Loading presentation...

Present Remotely

Send the link below via email or IM


Present to your audience

Start remote presentation

  • Invited audience members will follow you as you navigate and present
  • People invited to a presentation do not need a Prezi account
  • This link expires 10 minutes after you close the presentation
  • A maximum of 30 users can follow your presentation
  • Learn more about this feature in our knowledge base article

Do you really want to delete this prezi?

Neither you, nor the coeditors you shared it with will be able to recover it again.


Ancient Athens


Tyler Jermakowicz

on 27 March 2013

Comments (0)

Please log in to add your comment.

Report abuse

Transcript of Ancient Athens

the court in athens was just alittle bit alike our courts but insted they sent the people that did the crime away or they exacuted them. They had a defendeant, plaintiff, and a magistrate.

A government official who worked for the court
The person who accused of a crime in a court case, and The Plaintiff:
The person who brings a complaint about another person to the court.

There was something called a Klepsydra or water clock. It was used to time the speeches of the Plaintiff and defendent. Each got the same amount of water in the jar. When the ater ran out, their time for speaking ran out. Ancient Athens Rights and Responsibilities
(Men and Women) By Molly
Jaydon Who Were Citizens in Ancient Athens? How were Athenians involved in desicion making? Was Fairness part of Athenian Democracy? Questions How was the government of ancient Athens structured?

• How did the structure of the government in ancient Athens provide opportunities for citizens to participate in decision making?

• How did identity, status and class structure impact citizenship in ancient Athens?

• How did the social structure of ancient Athens impact its political structure?

• To what extent were democratic ideals of equity and fairness part of the structure of government and society in ancient Athens? Yes, fairness was part of athenian democracy.

- The most important thing was that it is fair that citizens be allowed to rule themselves. This was the base of democracy.
- Athenians belived the majority rule was fair. That meant desicions were made by voting and a law was supported.
- Athenians believed people who belonged to the same class in society, would have equal rights. All men were able to belong to the assembly and vote.
- Women, slaves and Metics did not have voting rights
- Slaves were an accepted part of athenian society.
- Individual and minority rights were not considered thinking of athenian democracy. There were many different ways for men to become involved at running their city state. It was a responsibility that most of the men took seriously. Any citizen who didn't participate in the operation of goverment was looked down on.

There was three buildings that were also called the three pillars. There was the Assembly, The Concil of 500, and the Court.

citizens of Athens would be children of parents that lived in athens. only male citizens could vote, and also they had to finish serving the army at age 20. Women could not participate in Athenian democracy. men:
the men of athens had to serve the army before they become a citizen. men mostly had free time for shopping at the Agora and talk, or go to assemblys. the boys erly years whent to school and learnd and memorized epic poems. a birth of a boy was a olive branch a sing of vicktory.
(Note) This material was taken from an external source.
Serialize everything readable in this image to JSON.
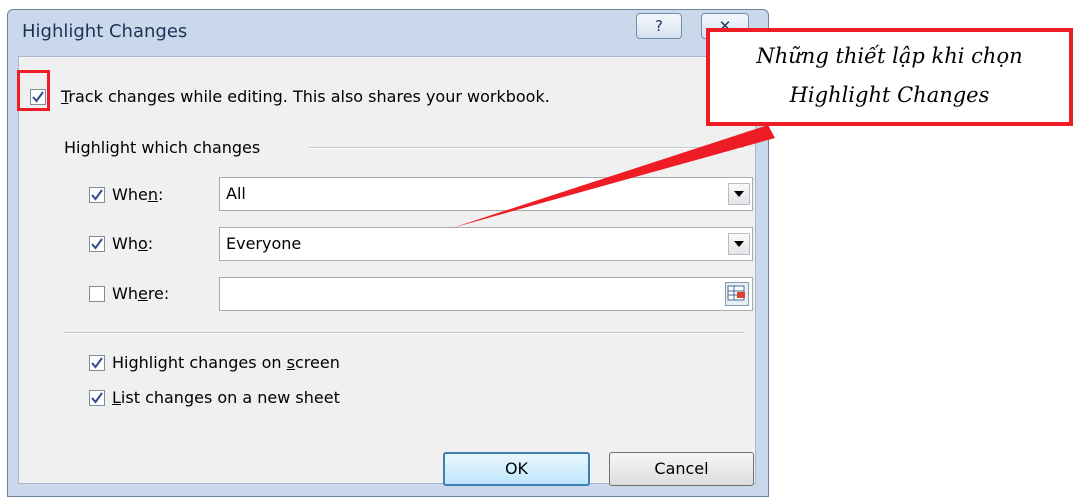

Women:
the women of athens had to stay home to take care of the child and do the cooking for the men. women could not become a citizen. girls spent their erly years living the women part of the house. they played with toys when the where there. a birth of a girl was a peace of wool a sing of homemaker. Council of 500 The Court The Assembly Assembly meeting took place 40 times a year, thats every 8 to 10 days. Sometimes 1000's of people attended. If there was a time where hey had to grant a citizenship a non Athenian, at least 6000 members had to be there.

he member make many desicions on lots of differnet issues like matters of war and peace, Treaties with other city states, religion, taxes, and the proper construction of ships. Sometimes citizens came with private concearns to the assembly. Everybody would meet on a large open area at the top of a hill called the Pnyx. The they would make speaches, debates, listen, discuss, and finally vote.
Ancient Athens used direct democracy because citizens voted directly on government decisions.
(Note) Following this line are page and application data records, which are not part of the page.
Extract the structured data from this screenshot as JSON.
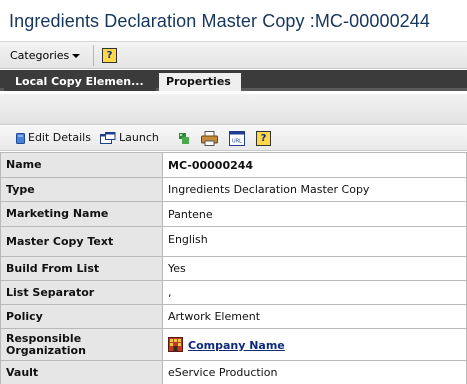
{
  "title": "Ingredients Declaration Master Copy :MC-00000244",
  "menubar": {
    "categories_label": "Categories",
    "help_label": "?"
  },
  "tabs": [
    {
      "label": "Local Copy Elemen...",
      "active": false
    },
    {
      "label": "Properties",
      "active": true
    }
  ],
  "toolbar": {
    "edit_details_label": "Edit Details",
    "launch_label": "Launch",
    "help_label": "?",
    "icons": [
      "edit-icon",
      "launch-icon",
      "bookmark-icon",
      "print-icon",
      "url-icon",
      "help-icon"
    ]
  },
  "properties": [
    {
      "key": "Name",
      "value": "MC-00000244"
    },
    {
      "key": "Type",
      "value": "Ingredients Declaration Master Copy"
    },
    {
      "key": "Marketing Name",
      "value": "Pantene"
    },
    {
      "key": "Master Copy Text",
      "value": "English"
    },
    {
      "key": "Build From List",
      "value": "Yes"
    },
    {
      "key": "List Separator",
      "value": ","
    },
    {
      "key": "Policy",
      "value": "Artwork Element"
    },
    {
      "key": "Responsible Organization",
      "value": "Company Name"
    },
    {
      "key": "Vault",
      "value": "eService Production"
    }
  ],
  "colors": {
    "title": "#17365c",
    "tab_bar": "#3b3b3b",
    "key_cell": "#e6e6e6",
    "link": "#0f2a7a"
  }
}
Voting was showed by a show of hands. Assembly members used stones to represent their vote. A white stone indicated that a citizen supported a certain decision. A brown stone indicated the oppisite decision. The stones then got seperated and counted. The decision then got announced. by: tyler, jayden, and molly The Council of 500 was the full time government for Athens. The term for the council was once a year. Then a new council was selected. The citizens of Athens were divided into 10 tribes and 50 members from each tribe over the age of 30. The group of 50 councillors was in charge of the council for one tenth of the year.

- Council positions were chosen through a lottery which gave everyone in the tribe an equal chance of being picked
- A citizen could only serve on the council twice. It gave citizens a better chance to be council members.
- The leader of the council only had the position for 24 hours. 1 day and 1 night.
Full transcript